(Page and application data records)
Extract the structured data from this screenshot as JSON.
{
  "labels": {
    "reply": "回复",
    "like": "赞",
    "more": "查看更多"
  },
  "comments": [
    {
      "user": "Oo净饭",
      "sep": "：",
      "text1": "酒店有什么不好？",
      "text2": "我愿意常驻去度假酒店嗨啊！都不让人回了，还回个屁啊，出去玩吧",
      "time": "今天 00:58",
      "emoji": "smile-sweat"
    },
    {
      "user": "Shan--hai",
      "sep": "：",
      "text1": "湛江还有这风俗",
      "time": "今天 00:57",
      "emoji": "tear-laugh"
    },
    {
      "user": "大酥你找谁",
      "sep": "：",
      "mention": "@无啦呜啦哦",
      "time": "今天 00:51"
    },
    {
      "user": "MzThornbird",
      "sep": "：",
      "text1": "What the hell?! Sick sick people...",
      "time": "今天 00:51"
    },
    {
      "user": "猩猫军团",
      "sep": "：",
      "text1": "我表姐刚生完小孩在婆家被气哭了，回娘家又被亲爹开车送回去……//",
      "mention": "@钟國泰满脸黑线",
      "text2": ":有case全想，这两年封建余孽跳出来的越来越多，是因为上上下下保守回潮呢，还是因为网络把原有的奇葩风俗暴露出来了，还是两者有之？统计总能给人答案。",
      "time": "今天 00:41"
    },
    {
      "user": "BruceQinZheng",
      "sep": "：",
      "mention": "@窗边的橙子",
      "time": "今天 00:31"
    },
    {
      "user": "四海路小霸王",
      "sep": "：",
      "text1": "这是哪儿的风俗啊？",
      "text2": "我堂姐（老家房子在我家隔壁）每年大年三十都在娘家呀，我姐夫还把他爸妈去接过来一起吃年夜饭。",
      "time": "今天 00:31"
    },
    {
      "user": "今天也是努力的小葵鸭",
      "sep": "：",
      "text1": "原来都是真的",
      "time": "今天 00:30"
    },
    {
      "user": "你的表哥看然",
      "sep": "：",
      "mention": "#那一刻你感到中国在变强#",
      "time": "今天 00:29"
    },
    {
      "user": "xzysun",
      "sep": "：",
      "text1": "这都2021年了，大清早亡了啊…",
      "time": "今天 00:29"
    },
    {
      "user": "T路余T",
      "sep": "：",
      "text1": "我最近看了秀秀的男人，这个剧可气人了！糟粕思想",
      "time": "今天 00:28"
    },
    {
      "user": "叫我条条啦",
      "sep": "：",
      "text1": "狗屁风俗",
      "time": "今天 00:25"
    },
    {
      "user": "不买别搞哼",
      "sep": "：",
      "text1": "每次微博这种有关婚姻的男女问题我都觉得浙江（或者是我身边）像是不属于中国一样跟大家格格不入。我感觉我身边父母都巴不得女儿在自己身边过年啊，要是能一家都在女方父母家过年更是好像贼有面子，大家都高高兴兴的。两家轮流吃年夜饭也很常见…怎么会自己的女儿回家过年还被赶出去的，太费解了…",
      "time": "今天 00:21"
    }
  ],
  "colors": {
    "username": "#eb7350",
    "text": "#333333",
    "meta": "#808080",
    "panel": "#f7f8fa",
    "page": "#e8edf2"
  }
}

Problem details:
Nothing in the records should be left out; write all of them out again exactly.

The answer:
Extract the structured data from this screenshot as JSON.
{
  "labels": {
    "reply": "回复",
    "like": "赞",
    "more": "查看更多"
  },
  "comments": [
    {
      "user": "Oo净饭",
      "sep": "：",
      "text1": "酒店有什么不好？",
      "text2": "我愿意常驻去度假酒店嗨啊！都不让人回了，还回个屁啊，出去玩吧",
      "time": "今天 00:58",
      "emoji": "smile-sweat"
    },
    {
      "user": "Shan--hai",
      "sep": "：",
      "text1": "湛江还有这风俗",
      "time": "今天 00:57",
      "emoji": "tear-laugh"
    },
    {
      "user": "大酥你找谁",
      "sep": "：",
      "mention": "@无啦呜啦哦",
      "time": "今天 00:51"
    },
    {
      "user": "MzThornbird",
      "sep": "：",
      "text1": "What the hell?! Sick sick people...",
      "time": "今天 00:51"
    },
    {
      "user": "猩猫军团",
      "sep": "：",
      "text1": "我表姐刚生完小孩在婆家被气哭了，回娘家又被亲爹开车送回去……//",
      "mention": "@钟國泰满脸黑线",
      "text2": ":有case全想，这两年封建余孽跳出来的越来越多，是因为上上下下保守回潮呢，还是因为网络把原有的奇葩风俗暴露出来了，还是两者有之？统计总能给人答案。",
      "time": "今天 00:41"
    },
    {
      "user": "BruceQinZheng",
      "sep": "：",
      "mention": "@窗边的橙子",
      "time": "今天 00:31"
    },
    {
      "user": "四海路小霸王",
      "sep": "：",
      "text1": "这是哪儿的风俗啊？",
      "text2": "我堂姐（老家房子在我家隔壁）每年大年三十都在娘家呀，我姐夫还把他爸妈去接过来一起吃年夜饭。",
      "time": "今天 00:31"
    },
    {
      "user": "今天也是努力的小葵鸭",
      "sep": "：",
      "text1": "原来都是真的",
      "time": "今天 00:30"
    },
    {
      "user": "你的表哥看然",
      "sep": "：",
      "mention": "#那一刻你感到中国在变强#",
      "time": "今天 00:29"
    },
    {
      "user": "xzysun",
      "sep": "：",
      "text1": "这都2021年了，大清早亡了啊…",
      "time": "今天 00:29"
    },
    {
      "user": "T路余T",
      "sep": "：",
      "text1": "我最近看了秀秀的男人，这个剧可气人了！糟粕思想",
      "time": "今天 00:28"
    },
    {
      "user": "叫我条条啦",
      "sep": "：",
      "text1": "狗屁风俗",
      "time": "今天 00:25"
    },
    {
      "user": "不买别搞哼",
      "sep": "：",
      "text1": "每次微博这种有关婚姻的男女问题我都觉得浙江（或者是我身边）像是不属于中国一样跟大家格格不入。我感觉我身边父母都巴不得女儿在自己身边过年啊，要是能一家都在女方父母家过年更是好像贼有面子，大家都高高兴兴的。两家轮流吃年夜饭也很常见…怎么会自己的女儿回家过年还被赶出去的，太费解了…",
      "time": "今天 00:21"
    }
  ],
  "colors": {
    "username": "#eb7350",
    "text": "#333333",
    "meta": "#808080",
    "panel": "#f7f8fa",
    "page": "#e8edf2"
  }
}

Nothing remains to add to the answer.